Gotta work a bit on her, the electronics are messed up and the frets need some redressing. I have a crappy cheap amp no pawn shop wanted to buy from me so I can’t really say how it sounds but at least it’s a Tele again in my hands. It’s probably a pre-2018 model (old HB logo on a headstock, 22 frets and an amazingly looking lacquered neck), heavy as a rock but its mine…
Apologies to Y’All for this long story but you are the only audience who will understand. I have to be strong day in and day out now to get back on my feet someday soon and eventually buy myself a proper Fender Tele again, so here is the only place I thought of where I can tell the story showing some emotions unknown for anyone but Tele lovers.
Good to be here. Have a great day!
Welcome! BTW, your written English skills are impressive to this American.
This is a great story, thanks for sharing. Like you, guitars have been part of my life for a long time and it’s fun to think back on things through the lens of the guitars. Sound like you came to the US and bought that tele while I went the other direction (what was then called Eastern Europe). I have fond memories of sitting in on blues jams in clubs in East Berlin and Warsaw. I sucked but people were always so cool to me and it was more about coming together than picking apart the quality of your playing. That’s something I learned back then that has stuck with me (find the common ground, we all have it, and focus on that vs what keeps us apart). Sorry about the little morality anecdote but it was great to read this.
No, they’re bits of wood and metal with some rudimentary electronics added. So, how does the whole become so much more than the sum of the parts?This is a beautiful love story.
Guitars are very special things (or beings...?) that can bring so much light in our lives...
Yes, emotions are very strange... After all, a woman, or a child, are only some bits of flesh and bones, and despite that we give them so much love.No, they’re bits of wood and metal with some rudimentary electronics added. So, how does the whole become so much more than the sum of the parts?
In some cases as a result of how they were acquired or followed / took you through some parts of your life I suppose. Strange things, emotions.
You can even say we are tanks containing about 12 gallons of water with some chemical additives to glue it together somehowYes, emotions are very strange... After all, a woman, or a child, are only some bits of flesh and bones, and despite that we give them so much love.

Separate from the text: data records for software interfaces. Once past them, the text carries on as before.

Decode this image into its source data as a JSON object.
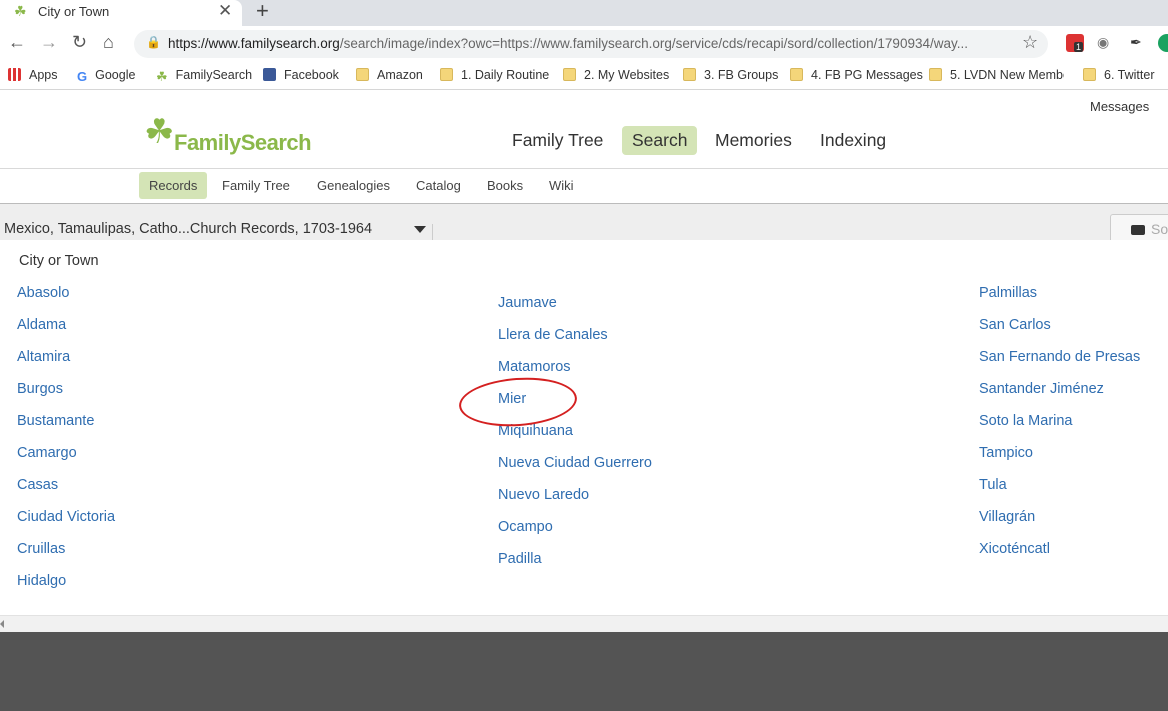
{
  "browser": {
    "tab_title": "City or Town",
    "url_domain": "https://www.familysearch.org",
    "url_path": "/search/image/index?owc=https://www.familysearch.org/service/cds/recapi/sord/collection/1790934/way...",
    "extension_badge": "1",
    "bookmarks": [
      {
        "label": "Apps",
        "icon": "apps-grid-icon"
      },
      {
        "label": "Google",
        "icon": "google-icon"
      },
      {
        "label": "FamilySearch",
        "icon": "familysearch-tree-icon"
      },
      {
        "label": "Facebook",
        "icon": "facebook-icon"
      },
      {
        "label": "Amazon",
        "icon": "folder-icon"
      },
      {
        "label": "1. Daily Routine",
        "icon": "folder-icon"
      },
      {
        "label": "2. My Websites",
        "icon": "folder-icon"
      },
      {
        "label": "3. FB Groups",
        "icon": "folder-icon"
      },
      {
        "label": "4. FB PG Messages",
        "icon": "folder-icon"
      },
      {
        "label": "5. LVDN New Membe",
        "icon": "folder-icon"
      },
      {
        "label": "6. Twitter",
        "icon": "folder-icon"
      }
    ]
  },
  "site": {
    "messages": "Messages",
    "logo_text": "FamilySearch",
    "main_nav": [
      "Family Tree",
      "Search",
      "Memories",
      "Indexing"
    ],
    "active_main_nav": "Search",
    "sub_nav": [
      "Records",
      "Family Tree",
      "Genealogies",
      "Catalog",
      "Books",
      "Wiki"
    ],
    "active_sub_nav": "Records",
    "collection_title": "Mexico, Tamaulipas, Catho...Church Records, 1703-1964",
    "sort_label": "So"
  },
  "browse": {
    "section_title": "City or Town",
    "col1": [
      "Abasolo",
      "Aldama",
      "Altamira",
      "Burgos",
      "Bustamante",
      "Camargo",
      "Casas",
      "Ciudad Victoria",
      "Cruillas",
      "Hidalgo"
    ],
    "col2": [
      "Jaumave",
      "Llera de Canales",
      "Matamoros",
      "Mier",
      "Miquihuana",
      "Nueva Ciudad Guerrero",
      "Nuevo Laredo",
      "Ocampo",
      "Padilla"
    ],
    "col3": [
      "Palmillas",
      "San Carlos",
      "San Fernando de Presas",
      "Santander Jiménez",
      "Soto la Marina",
      "Tampico",
      "Tula",
      "Villagrán",
      "Xicoténcatl"
    ],
    "highlighted_town": "Mier",
    "annotation_color": "#d42020",
    "link_color": "#2f6db0",
    "accent_color": "#8bb84a"
  }
}
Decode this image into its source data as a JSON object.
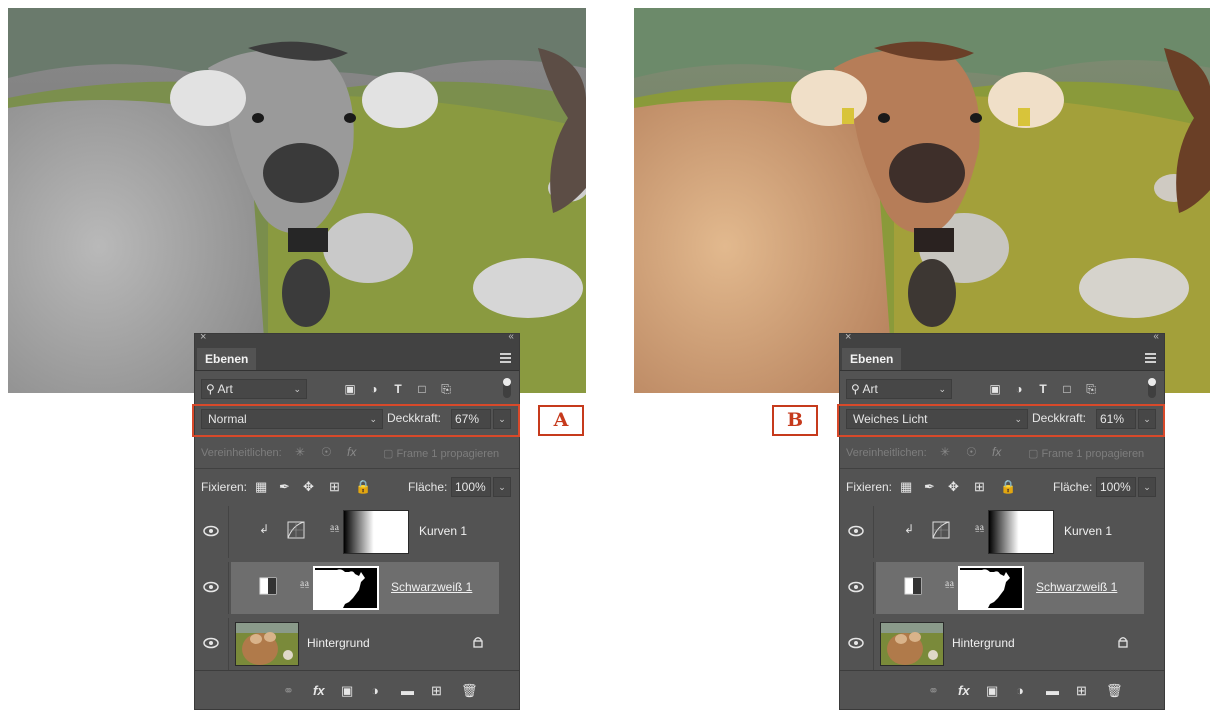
{
  "views": [
    {
      "id": "a",
      "photo_style": "grayscale",
      "callout": "A",
      "panel": {
        "tab": "Ebenen",
        "filter_kind": "Art",
        "blend_mode": "Normal",
        "opacity_label": "Deckkraft:",
        "opacity_value": "67%",
        "unify_label": "Vereinheitlichen:",
        "propagate_label": "Frame 1 propagieren",
        "lock_label": "Fixieren:",
        "fill_label": "Fläche:",
        "fill_value": "100%",
        "layers": [
          {
            "name": "Kurven 1",
            "selected": false
          },
          {
            "name": "Schwarzweiß 1",
            "selected": true
          },
          {
            "name": "Hintergrund",
            "selected": false
          }
        ]
      }
    },
    {
      "id": "b",
      "photo_style": "color",
      "callout": "B",
      "panel": {
        "tab": "Ebenen",
        "filter_kind": "Art",
        "blend_mode": "Weiches Licht",
        "opacity_label": "Deckkraft:",
        "opacity_value": "61%",
        "unify_label": "Vereinheitlichen:",
        "propagate_label": "Frame 1 propagieren",
        "lock_label": "Fixieren:",
        "fill_label": "Fläche:",
        "fill_value": "100%",
        "layers": [
          {
            "name": "Kurven 1",
            "selected": false
          },
          {
            "name": "Schwarzweiß 1",
            "selected": true
          },
          {
            "name": "Hintergrund",
            "selected": false
          }
        ]
      }
    }
  ],
  "colors": {
    "callout_red": "#c63a1c",
    "panel_bg": "#535353",
    "selected_layer": "#6e6e6e"
  }
}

Well, that's something to be discussed. When I think back about my 1st marriage, I believe it was much more of a one-way situation than the one I have with a Tele that would fight back, sing sweet or cut my ears with the twang I think it was Mark Twain who said “The more I learn about people, the more I like my dog.” Easily transferable to guitars, if we just pass the concept "things got no soul/personality". I believe there is a good number of people who'd quite frequently choose to spend an evening with a guitar and an amp instead of going to a party with a bunch of people who have not much to offer.Mm, I think they are examples of somewhat more sentient beings than a guitar! More of a two-way situation!